> **The records**:
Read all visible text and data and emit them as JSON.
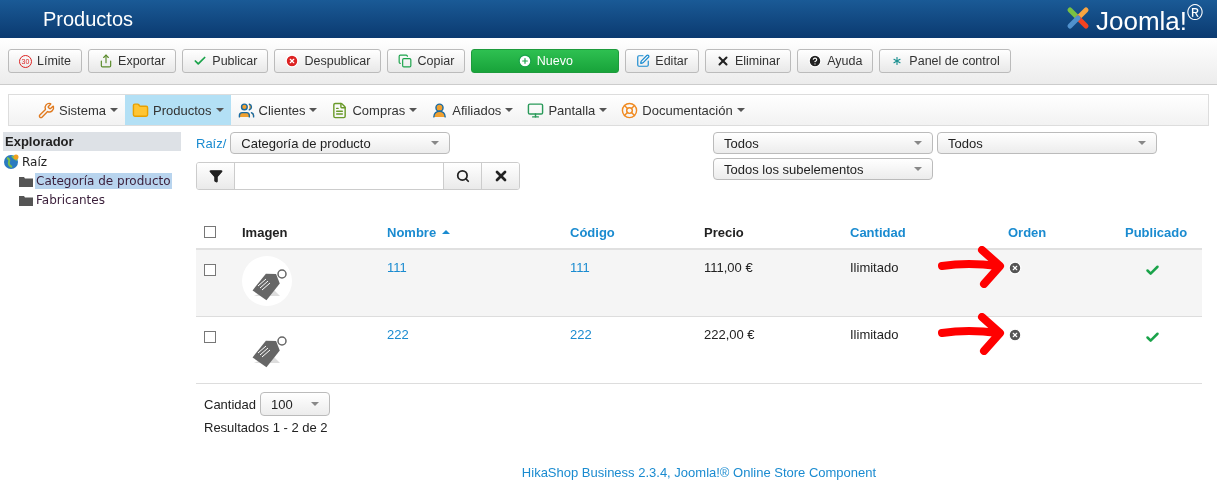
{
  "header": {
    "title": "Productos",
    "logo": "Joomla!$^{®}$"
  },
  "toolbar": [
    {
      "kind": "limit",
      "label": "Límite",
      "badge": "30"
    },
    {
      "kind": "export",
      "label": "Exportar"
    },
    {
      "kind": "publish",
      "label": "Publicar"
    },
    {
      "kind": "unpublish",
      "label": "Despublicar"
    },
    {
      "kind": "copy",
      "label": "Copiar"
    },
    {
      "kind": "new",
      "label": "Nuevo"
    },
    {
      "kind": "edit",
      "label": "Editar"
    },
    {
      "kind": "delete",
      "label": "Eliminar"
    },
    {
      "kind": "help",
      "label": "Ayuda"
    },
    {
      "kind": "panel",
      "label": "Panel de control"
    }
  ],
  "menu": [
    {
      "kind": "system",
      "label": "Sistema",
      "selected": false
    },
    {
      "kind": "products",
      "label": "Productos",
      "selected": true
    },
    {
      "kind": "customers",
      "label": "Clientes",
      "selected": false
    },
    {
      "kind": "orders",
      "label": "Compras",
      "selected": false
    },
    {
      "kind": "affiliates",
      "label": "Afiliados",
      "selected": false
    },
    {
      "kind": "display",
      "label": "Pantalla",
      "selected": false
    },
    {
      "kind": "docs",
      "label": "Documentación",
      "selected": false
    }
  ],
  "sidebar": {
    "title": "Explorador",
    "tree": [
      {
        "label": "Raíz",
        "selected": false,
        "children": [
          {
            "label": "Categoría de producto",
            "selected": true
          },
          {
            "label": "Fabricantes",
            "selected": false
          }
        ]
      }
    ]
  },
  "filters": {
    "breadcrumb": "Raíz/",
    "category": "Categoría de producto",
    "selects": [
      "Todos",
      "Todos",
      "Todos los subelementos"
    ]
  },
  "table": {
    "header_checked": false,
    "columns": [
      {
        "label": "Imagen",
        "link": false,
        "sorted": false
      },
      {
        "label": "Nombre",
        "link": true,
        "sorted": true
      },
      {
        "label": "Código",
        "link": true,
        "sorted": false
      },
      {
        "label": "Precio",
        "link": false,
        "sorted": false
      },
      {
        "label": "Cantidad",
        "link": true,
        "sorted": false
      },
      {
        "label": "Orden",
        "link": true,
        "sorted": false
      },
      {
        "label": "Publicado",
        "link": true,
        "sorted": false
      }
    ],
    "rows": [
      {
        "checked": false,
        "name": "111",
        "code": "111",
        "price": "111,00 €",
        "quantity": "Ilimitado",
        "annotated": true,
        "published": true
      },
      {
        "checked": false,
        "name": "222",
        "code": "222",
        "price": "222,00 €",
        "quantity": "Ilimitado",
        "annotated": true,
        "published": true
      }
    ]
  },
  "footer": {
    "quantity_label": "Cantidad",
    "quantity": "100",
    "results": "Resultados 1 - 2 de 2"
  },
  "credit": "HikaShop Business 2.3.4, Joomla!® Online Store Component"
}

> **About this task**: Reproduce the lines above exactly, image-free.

> **Problem solution**:
Read all visible text and data and emit them as JSON.
{
  "header": {
    "title": "Productos",
    "logo": "Joomla!$^{®}$"
  },
  "toolbar": [
    {
      "kind": "limit",
      "label": "Límite",
      "badge": "30"
    },
    {
      "kind": "export",
      "label": "Exportar"
    },
    {
      "kind": "publish",
      "label": "Publicar"
    },
    {
      "kind": "unpublish",
      "label": "Despublicar"
    },
    {
      "kind": "copy",
      "label": "Copiar"
    },
    {
      "kind": "new",
      "label": "Nuevo"
    },
    {
      "kind": "edit",
      "label": "Editar"
    },
    {
      "kind": "delete",
      "label": "Eliminar"
    },
    {
      "kind": "help",
      "label": "Ayuda"
    },
    {
      "kind": "panel",
      "label": "Panel de control"
    }
  ],
  "menu": [
    {
      "kind": "system",
      "label": "Sistema",
      "selected": false
    },
    {
      "kind": "products",
      "label": "Productos",
      "selected": true
    },
    {
      "kind": "customers",
      "label": "Clientes",
      "selected": false
    },
    {
      "kind": "orders",
      "label": "Compras",
      "selected": false
    },
    {
      "kind": "affiliates",
      "label": "Afiliados",
      "selected": false
    },
    {
      "kind": "display",
      "label": "Pantalla",
      "selected": false
    },
    {
      "kind": "docs",
      "label": "Documentación",
      "selected": false
    }
  ],
  "sidebar": {
    "title": "Explorador",
    "tree": [
      {
        "label": "Raíz",
        "selected": false,
        "children": [
          {
            "label": "Categoría de producto",
            "selected": true
          },
          {
            "label": "Fabricantes",
            "selected": false
          }
        ]
      }
    ]
  },
  "filters": {
    "breadcrumb": "Raíz/",
    "category": "Categoría de producto",
    "selects": [
      "Todos",
      "Todos",
      "Todos los subelementos"
    ]
  },
  "table": {
    "header_checked": false,
    "columns": [
      {
        "label": "Imagen",
        "link": false,
        "sorted": false
      },
      {
        "label": "Nombre",
        "link": true,
        "sorted": true
      },
      {
        "label": "Código",
        "link": true,
        "sorted": false
      },
      {
        "label": "Precio",
        "link": false,
        "sorted": false
      },
      {
        "label": "Cantidad",
        "link": true,
        "sorted": false
      },
      {
        "label": "Orden",
        "link": true,
        "sorted": false
      },
      {
        "label": "Publicado",
        "link": true,
        "sorted": false
      }
    ],
    "rows": [
      {
        "checked": false,
        "name": "111",
        "code": "111",
        "price": "111,00 €",
        "quantity": "Ilimitado",
        "annotated": true,
        "published": true
      },
      {
        "checked": false,
        "name": "222",
        "code": "222",
        "price": "222,00 €",
        "quantity": "Ilimitado",
        "annotated": true,
        "published": true
      }
    ]
  },
  "footer": {
    "quantity_label": "Cantidad",
    "quantity": "100",
    "results": "Resultados 1 - 2 de 2"
  },
  "credit": "HikaShop Business 2.3.4, Joomla!® Online Store Component"
}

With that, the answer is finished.